Extracted data entries:

=== Begin Enclosure ===

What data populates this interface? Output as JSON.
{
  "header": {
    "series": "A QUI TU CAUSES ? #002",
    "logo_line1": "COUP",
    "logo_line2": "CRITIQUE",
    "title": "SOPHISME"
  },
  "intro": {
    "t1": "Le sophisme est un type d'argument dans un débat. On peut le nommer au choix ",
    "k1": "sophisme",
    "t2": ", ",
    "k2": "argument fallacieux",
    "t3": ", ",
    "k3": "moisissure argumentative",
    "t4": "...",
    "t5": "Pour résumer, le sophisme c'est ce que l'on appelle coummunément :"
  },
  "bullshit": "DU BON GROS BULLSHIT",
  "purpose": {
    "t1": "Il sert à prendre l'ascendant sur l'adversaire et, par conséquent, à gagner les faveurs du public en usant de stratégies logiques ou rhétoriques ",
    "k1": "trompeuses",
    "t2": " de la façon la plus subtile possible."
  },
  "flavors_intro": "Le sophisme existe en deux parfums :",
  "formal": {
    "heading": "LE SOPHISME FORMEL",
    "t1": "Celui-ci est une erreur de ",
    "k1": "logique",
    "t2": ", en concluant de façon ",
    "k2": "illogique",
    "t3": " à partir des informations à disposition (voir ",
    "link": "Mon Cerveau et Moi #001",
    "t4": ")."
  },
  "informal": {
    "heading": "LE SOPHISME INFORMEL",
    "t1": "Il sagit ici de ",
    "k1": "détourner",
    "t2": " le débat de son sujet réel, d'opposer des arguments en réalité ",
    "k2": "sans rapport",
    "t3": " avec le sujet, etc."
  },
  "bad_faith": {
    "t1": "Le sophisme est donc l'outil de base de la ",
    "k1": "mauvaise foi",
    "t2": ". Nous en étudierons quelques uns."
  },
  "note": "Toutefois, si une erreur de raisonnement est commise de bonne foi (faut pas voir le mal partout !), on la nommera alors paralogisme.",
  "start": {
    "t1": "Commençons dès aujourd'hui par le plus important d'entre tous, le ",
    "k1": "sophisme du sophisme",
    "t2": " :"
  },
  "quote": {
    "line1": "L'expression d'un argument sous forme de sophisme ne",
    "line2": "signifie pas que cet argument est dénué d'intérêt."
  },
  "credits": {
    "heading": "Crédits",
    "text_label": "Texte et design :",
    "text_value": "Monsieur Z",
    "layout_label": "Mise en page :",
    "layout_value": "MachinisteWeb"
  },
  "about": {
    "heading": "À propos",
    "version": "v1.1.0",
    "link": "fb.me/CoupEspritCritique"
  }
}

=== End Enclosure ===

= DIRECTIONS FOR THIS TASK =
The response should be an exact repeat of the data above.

= RESULT FOR THIS EXERCISE =
What data populates this interface? Output as JSON.
{
  "header": {
    "series": "A QUI TU CAUSES ? #002",
    "logo_line1": "COUP",
    "logo_line2": "CRITIQUE",
    "title": "SOPHISME"
  },
  "intro": {
    "t1": "Le sophisme est un type d'argument dans un débat. On peut le nommer au choix ",
    "k1": "sophisme",
    "t2": ", ",
    "k2": "argument fallacieux",
    "t3": ", ",
    "k3": "moisissure argumentative",
    "t4": "...",
    "t5": "Pour résumer, le sophisme c'est ce que l'on appelle coummunément :"
  },
  "bullshit": "DU BON GROS BULLSHIT",
  "purpose": {
    "t1": "Il sert à prendre l'ascendant sur l'adversaire et, par conséquent, à gagner les faveurs du public en usant de stratégies logiques ou rhétoriques ",
    "k1": "trompeuses",
    "t2": " de la façon la plus subtile possible."
  },
  "flavors_intro": "Le sophisme existe en deux parfums :",
  "formal": {
    "heading": "LE SOPHISME FORMEL",
    "t1": "Celui-ci est une erreur de ",
    "k1": "logique",
    "t2": ", en concluant de façon ",
    "k2": "illogique",
    "t3": " à partir des informations à disposition (voir ",
    "link": "Mon Cerveau et Moi #001",
    "t4": ")."
  },
  "informal": {
    "heading": "LE SOPHISME INFORMEL",
    "t1": "Il sagit ici de ",
    "k1": "détourner",
    "t2": " le débat de son sujet réel, d'opposer des arguments en réalité ",
    "k2": "sans rapport",
    "t3": " avec le sujet, etc."
  },
  "bad_faith": {
    "t1": "Le sophisme est donc l'outil de base de la ",
    "k1": "mauvaise foi",
    "t2": ". Nous en étudierons quelques uns."
  },
  "note": "Toutefois, si une erreur de raisonnement est commise de bonne foi (faut pas voir le mal partout !), on la nommera alors paralogisme.",
  "start": {
    "t1": "Commençons dès aujourd'hui par le plus important d'entre tous, le ",
    "k1": "sophisme du sophisme",
    "t2": " :"
  },
  "quote": {
    "line1": "L'expression d'un argument sous forme de sophisme ne",
    "line2": "signifie pas que cet argument est dénué d'intérêt."
  },
  "credits": {
    "heading": "Crédits",
    "text_label": "Texte et design :",
    "text_value": "Monsieur Z",
    "layout_label": "Mise en page :",
    "layout_value": "MachinisteWeb"
  },
  "about": {
    "heading": "À propos",
    "version": "v1.1.0",
    "link": "fb.me/CoupEspritCritique"
  }
}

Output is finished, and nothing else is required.